Supplied entries.
---*---

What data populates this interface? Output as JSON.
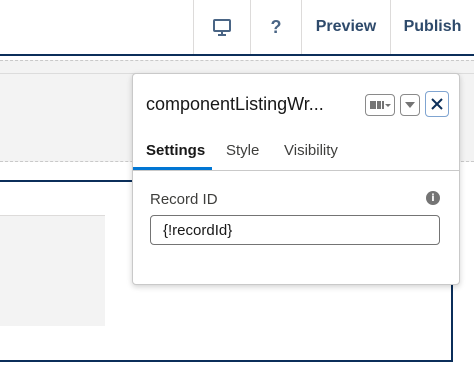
{
  "toolbar": {
    "preview_label": "Preview",
    "publish_label": "Publish",
    "help_label": "?",
    "desktop_icon": "desktop-icon"
  },
  "panel": {
    "title": "componentListingWr...",
    "tabs": [
      {
        "label": "Settings",
        "active": true
      },
      {
        "label": "Style",
        "active": false
      },
      {
        "label": "Visibility",
        "active": false
      }
    ],
    "field": {
      "label": "Record ID",
      "value": "{!recordId}",
      "info_icon": "info-icon"
    },
    "icons": [
      "component-variation-icon",
      "chevron-down-icon",
      "close-icon"
    ]
  },
  "colors": {
    "accent": "#0176d3",
    "navy": "#0b2e5a",
    "toolbar_text": "#2e4a6b"
  }
}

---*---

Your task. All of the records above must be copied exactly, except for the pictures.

Solution for this problem.
What data populates this interface? Output as JSON.
{
  "toolbar": {
    "preview_label": "Preview",
    "publish_label": "Publish",
    "help_label": "?",
    "desktop_icon": "desktop-icon"
  },
  "panel": {
    "title": "componentListingWr...",
    "tabs": [
      {
        "label": "Settings",
        "active": true
      },
      {
        "label": "Style",
        "active": false
      },
      {
        "label": "Visibility",
        "active": false
      }
    ],
    "field": {
      "label": "Record ID",
      "value": "{!recordId}",
      "info_icon": "info-icon"
    },
    "icons": [
      "component-variation-icon",
      "chevron-down-icon",
      "close-icon"
    ]
  },
  "colors": {
    "accent": "#0176d3",
    "navy": "#0b2e5a",
    "toolbar_text": "#2e4a6b"
  }
}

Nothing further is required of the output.